◆ **Problem details**:
Nothing but the pictures may be dropped; the rest of the listing is to be written out exactly.

◆ **Input records**:
■ ■ ■ ■ ■ ■ ■
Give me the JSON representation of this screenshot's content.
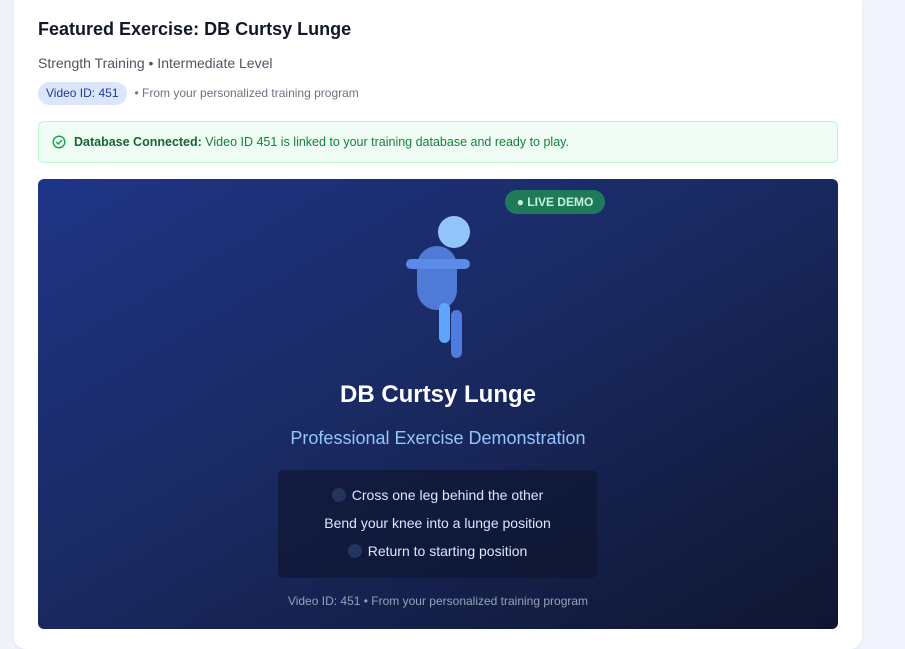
{
  "header": {
    "title": "Featured Exercise: DB Curtsy Lunge",
    "subtitle": "Strength Training • Intermediate Level",
    "video_badge": "Video ID: 451",
    "source_note": "• From your personalized training program"
  },
  "alert": {
    "icon": "check-circle-icon",
    "strong": "Database Connected:",
    "text": " Video ID 451 is linked to your training database and ready to play."
  },
  "player": {
    "live_badge": "● LIVE DEMO",
    "exercise_title": "DB Curtsy Lunge",
    "exercise_subtitle": "Professional Exercise Demonstration",
    "steps": [
      "Cross one leg behind the other",
      "Bend your knee into a lunge position",
      "Return to starting position"
    ],
    "footer": "Video ID: 451 • From your personalized training program"
  },
  "colors": {
    "accent": "#2563eb",
    "success": "#15803d",
    "player_bg": "#1a2a63",
    "live_badge": "#1f7a5a"
  }
}
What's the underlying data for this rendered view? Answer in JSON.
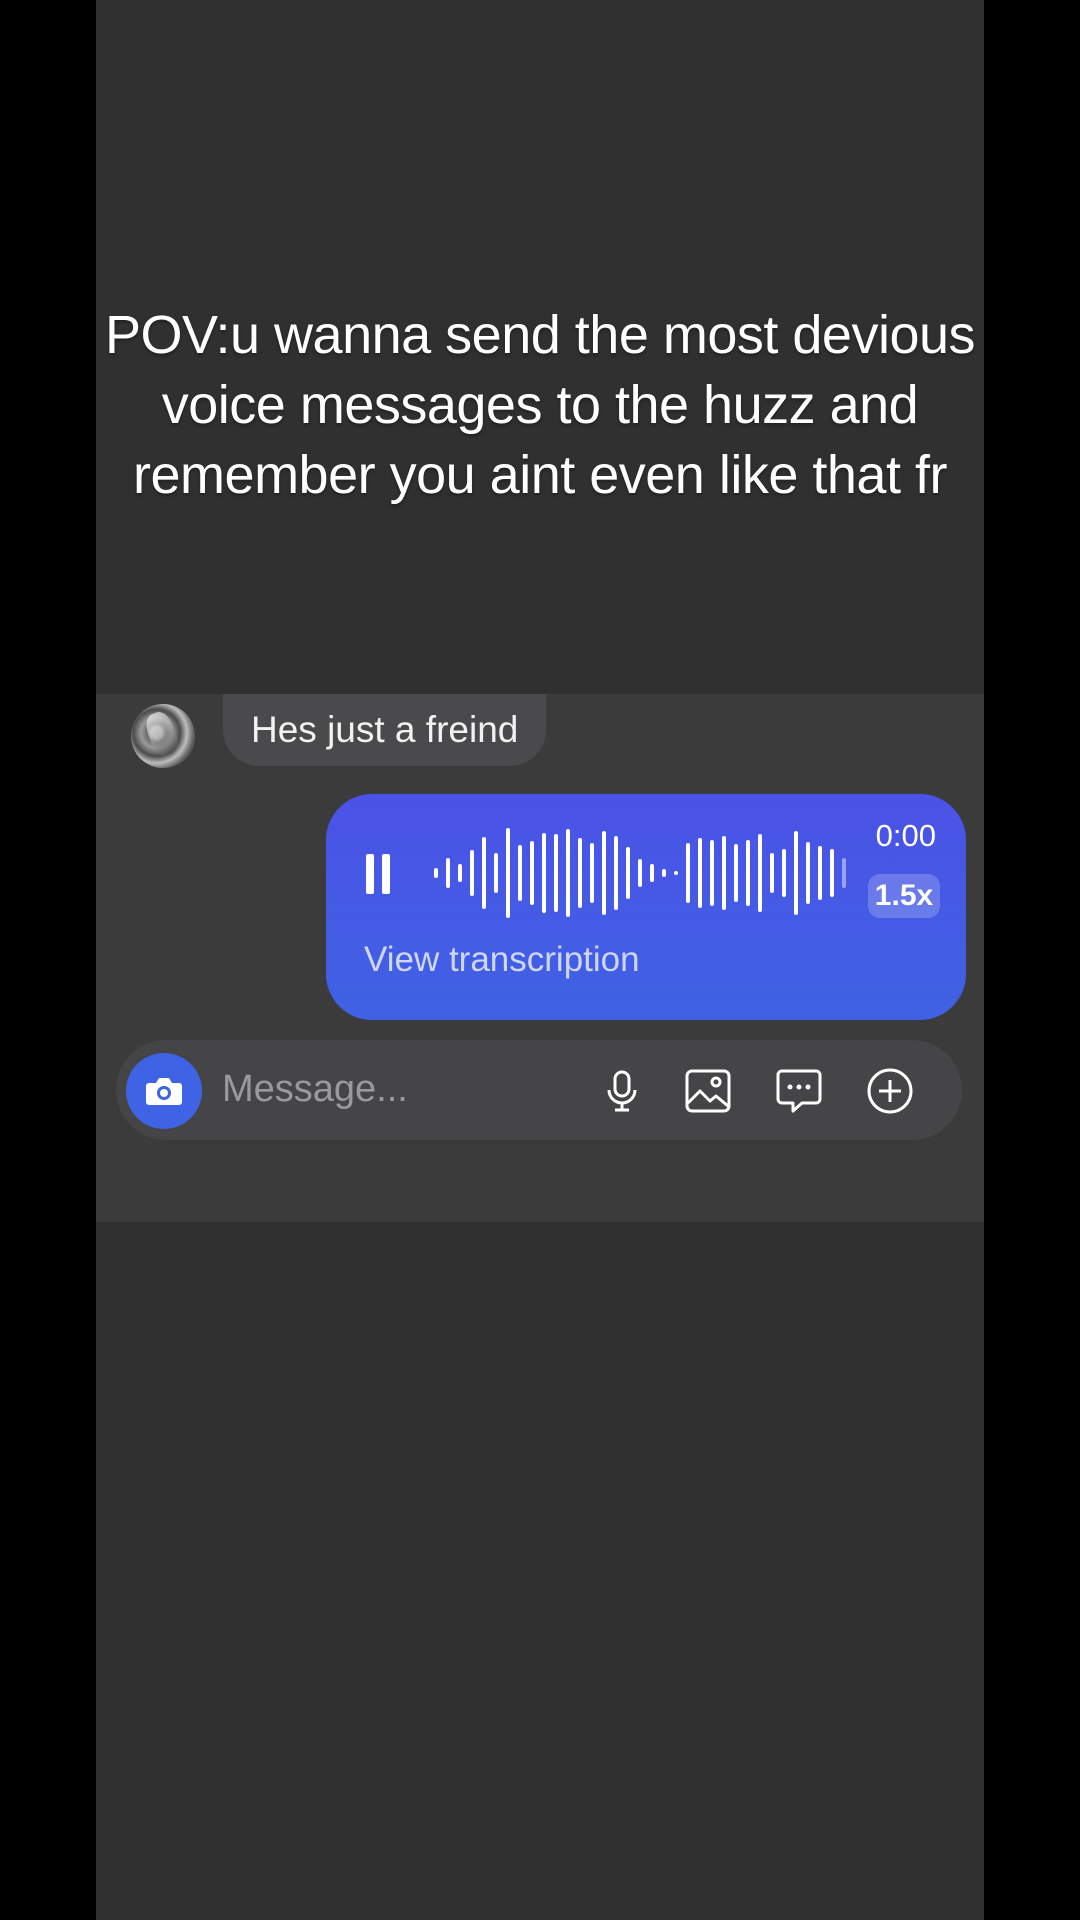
{
  "caption": "POV:u wanna send the most devious voice messages to the huzz and remember you aint even like that fr",
  "incoming_message": "Hes just a freind",
  "voice_message": {
    "duration": "0:00",
    "speed": "1.5x",
    "transcription_label": "View transcription"
  },
  "composer": {
    "placeholder": "Message..."
  },
  "colors": {
    "voice_bubble": "#4453e6",
    "camera_button": "#3e63e4"
  },
  "icons": [
    "camera-icon",
    "microphone-icon",
    "gallery-icon",
    "sticker-icon",
    "plus-icon",
    "pause-icon"
  ]
}
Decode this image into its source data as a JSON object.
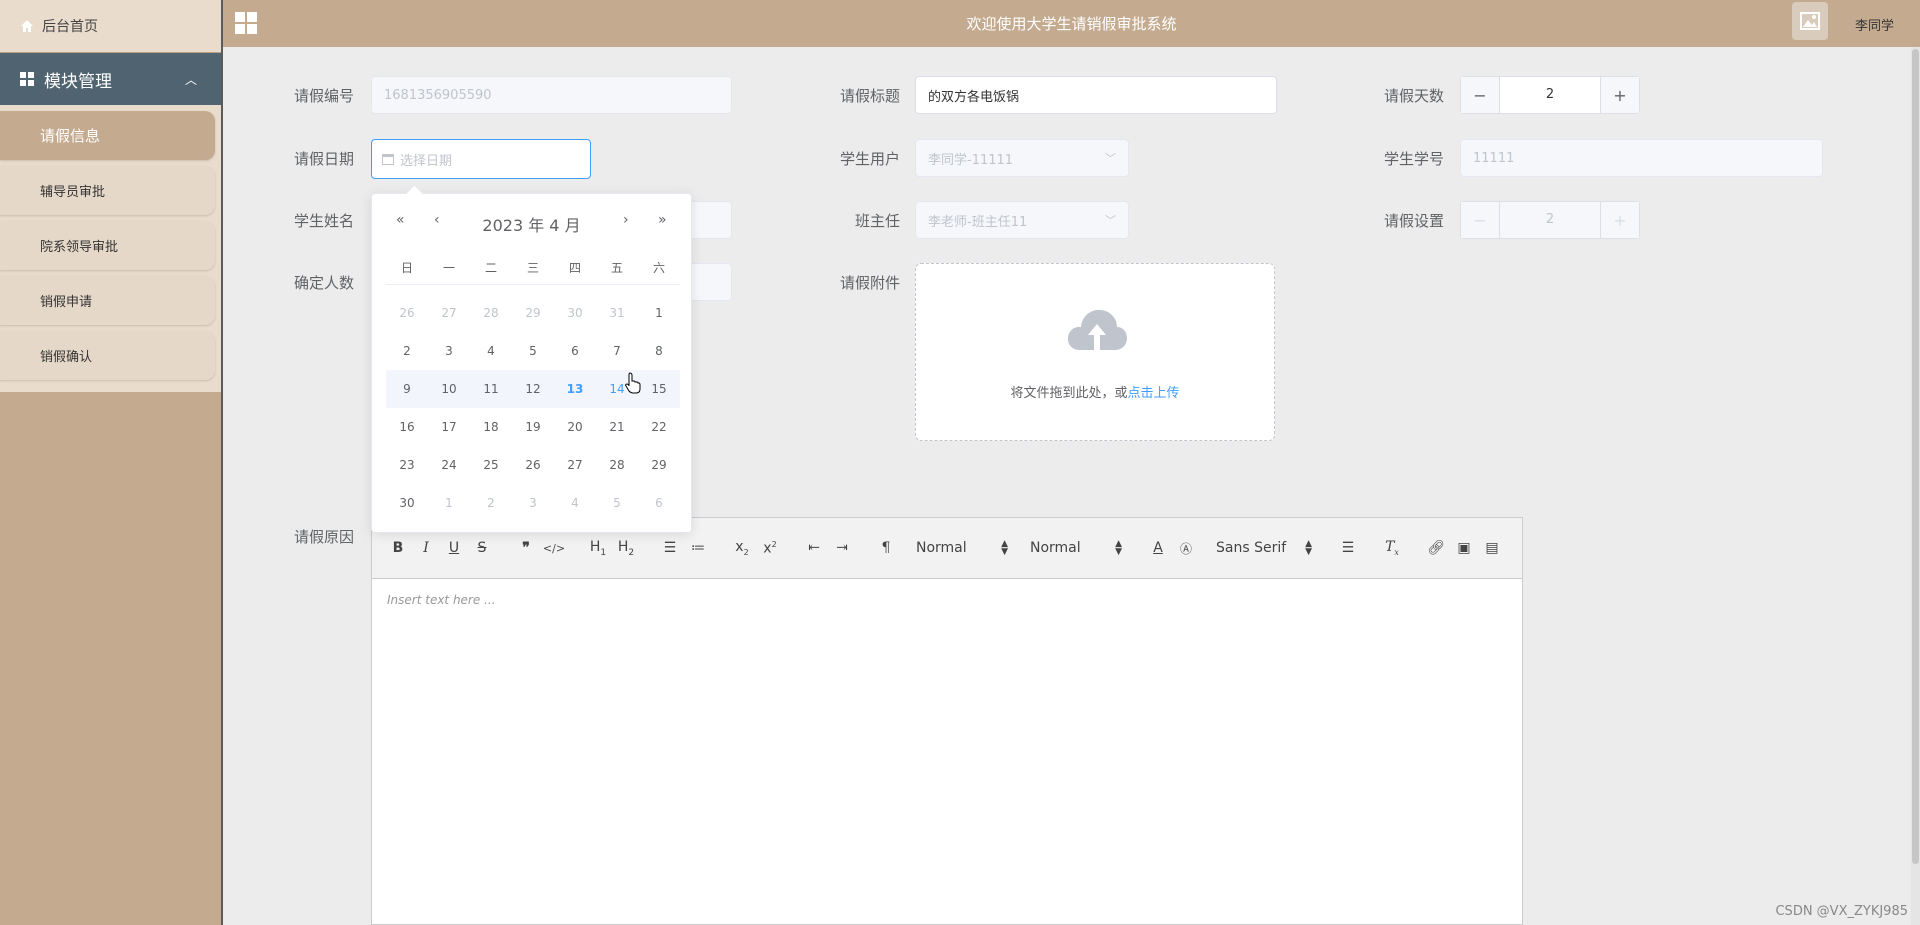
{
  "sidebar": {
    "home": "后台首页",
    "module": "模块管理",
    "items": [
      {
        "label": "请假信息"
      },
      {
        "label": "辅导员审批"
      },
      {
        "label": "院系领导审批"
      },
      {
        "label": "销假申请"
      },
      {
        "label": "销假确认"
      }
    ]
  },
  "header": {
    "title": "欢迎使用大学生请销假审批系统",
    "user": "李同学"
  },
  "form": {
    "leave_no": {
      "label": "请假编号",
      "value": "1681356905590"
    },
    "leave_title": {
      "label": "请假标题",
      "value": "的双方各电饭锅"
    },
    "leave_days": {
      "label": "请假天数",
      "value": "2",
      "minus": "−",
      "plus": "+"
    },
    "leave_date": {
      "label": "请假日期",
      "placeholder": "选择日期"
    },
    "student_user": {
      "label": "学生用户",
      "value": "李同学-11111"
    },
    "student_id": {
      "label": "学生学号",
      "value": "11111"
    },
    "student_name": {
      "label": "学生姓名"
    },
    "head_teacher": {
      "label": "班主任",
      "value": "李老师-班主任11"
    },
    "leave_setting": {
      "label": "请假设置",
      "value": "2",
      "minus": "−",
      "plus": "+"
    },
    "confirm_count": {
      "label": "确定人数"
    },
    "attachment": {
      "label": "请假附件",
      "text": "将文件拖到此处，或",
      "link": "点击上传"
    },
    "reason": {
      "label": "请假原因",
      "placeholder": "Insert text here ..."
    }
  },
  "editor": {
    "size_picker": "Normal",
    "header_picker": "Normal",
    "font_picker": "Sans Serif"
  },
  "datepicker": {
    "nav_prev_year": "«",
    "nav_prev_month": "‹",
    "nav_next_month": "›",
    "nav_next_year": "»",
    "year_month": "2023 年  4 月",
    "weekdays": [
      "日",
      "一",
      "二",
      "三",
      "四",
      "五",
      "六"
    ],
    "weeks": [
      [
        "26",
        "27",
        "28",
        "29",
        "30",
        "31",
        "1"
      ],
      [
        "2",
        "3",
        "4",
        "5",
        "6",
        "7",
        "8"
      ],
      [
        "9",
        "10",
        "11",
        "12",
        "13",
        "14",
        "15"
      ],
      [
        "16",
        "17",
        "18",
        "19",
        "20",
        "21",
        "22"
      ],
      [
        "23",
        "24",
        "25",
        "26",
        "27",
        "28",
        "29"
      ],
      [
        "30",
        "1",
        "2",
        "3",
        "4",
        "5",
        "6"
      ]
    ],
    "today": "13",
    "hovered": "14"
  },
  "watermark": "CSDN @VX_ZYKJ985"
}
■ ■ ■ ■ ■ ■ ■
◆ **Solution for this problem**:
Give me the JSON representation of this screenshot's content.
{
  "header": {
    "title": "Featured Exercise: DB Curtsy Lunge",
    "subtitle": "Strength Training • Intermediate Level",
    "video_badge": "Video ID: 451",
    "source_note": "• From your personalized training program"
  },
  "alert": {
    "icon": "check-circle-icon",
    "strong": "Database Connected:",
    "text": " Video ID 451 is linked to your training database and ready to play."
  },
  "player": {
    "live_badge": "● LIVE DEMO",
    "exercise_title": "DB Curtsy Lunge",
    "exercise_subtitle": "Professional Exercise Demonstration",
    "steps": [
      "Cross one leg behind the other",
      "Bend your knee into a lunge position",
      "Return to starting position"
    ],
    "footer": "Video ID: 451 • From your personalized training program"
  },
  "colors": {
    "accent": "#2563eb",
    "success": "#15803d",
    "player_bg": "#1a2a63",
    "live_badge": "#1f7a5a"
  }
}
What's the underlying data for this rendered view? Answer in JSON.
{
  "caption": "POV:u wanna send the most devious voice messages to the huzz and remember you aint even like that fr",
  "incoming_message": "Hes just a freind",
  "voice_message": {
    "duration": "0:00",
    "speed": "1.5x",
    "transcription_label": "View transcription"
  },
  "composer": {
    "placeholder": "Message..."
  },
  "colors": {
    "voice_bubble": "#4453e6",
    "camera_button": "#3e63e4"
  },
  "icons": [
    "camera-icon",
    "microphone-icon",
    "gallery-icon",
    "sticker-icon",
    "plus-icon",
    "pause-icon"
  ]
}
Decode this image into its source data as a JSON object.
{
  "sidebar": {
    "home": "后台首页",
    "module": "模块管理",
    "items": [
      {
        "label": "请假信息"
      },
      {
        "label": "辅导员审批"
      },
      {
        "label": "院系领导审批"
      },
      {
        "label": "销假申请"
      },
      {
        "label": "销假确认"
      }
    ]
  },
  "header": {
    "title": "欢迎使用大学生请销假审批系统",
    "user": "李同学"
  },
  "form": {
    "leave_no": {
      "label": "请假编号",
      "value": "1681356905590"
    },
    "leave_title": {
      "label": "请假标题",
      "value": "的双方各电饭锅"
    },
    "leave_days": {
      "label": "请假天数",
      "value": "2",
      "minus": "−",
      "plus": "+"
    },
    "leave_date": {
      "label": "请假日期",
      "placeholder": "选择日期"
    },
    "student_user": {
      "label": "学生用户",
      "value": "李同学-11111"
    },
    "student_id": {
      "label": "学生学号",
      "value": "11111"
    },
    "student_name": {
      "label": "学生姓名"
    },
    "head_teacher": {
      "label": "班主任",
      "value": "李老师-班主任11"
    },
    "leave_setting": {
      "label": "请假设置",
      "value": "2",
      "minus": "−",
      "plus": "+"
    },
    "confirm_count": {
      "label": "确定人数"
    },
    "attachment": {
      "label": "请假附件",
      "text": "将文件拖到此处，或",
      "link": "点击上传"
    },
    "reason": {
      "label": "请假原因",
      "placeholder": "Insert text here ..."
    }
  },
  "editor": {
    "size_picker": "Normal",
    "header_picker": "Normal",
    "font_picker": "Sans Serif"
  },
  "datepicker": {
    "nav_prev_year": "«",
    "nav_prev_month": "‹",
    "nav_next_month": "›",
    "nav_next_year": "»",
    "year_month": "2023 年  4 月",
    "weekdays": [
      "日",
      "一",
      "二",
      "三",
      "四",
      "五",
      "六"
    ],
    "weeks": [
      [
        "26",
        "27",
        "28",
        "29",
        "30",
        "31",
        "1"
      ],
      [
        "2",
        "3",
        "4",
        "5",
        "6",
        "7",
        "8"
      ],
      [
        "9",
        "10",
        "11",
        "12",
        "13",
        "14",
        "15"
      ],
      [
        "16",
        "17",
        "18",
        "19",
        "20",
        "21",
        "22"
      ],
      [
        "23",
        "24",
        "25",
        "26",
        "27",
        "28",
        "29"
      ],
      [
        "30",
        "1",
        "2",
        "3",
        "4",
        "5",
        "6"
      ]
    ],
    "today": "13",
    "hovered": "14"
  },
  "watermark": "CSDN @VX_ZYKJ985"
}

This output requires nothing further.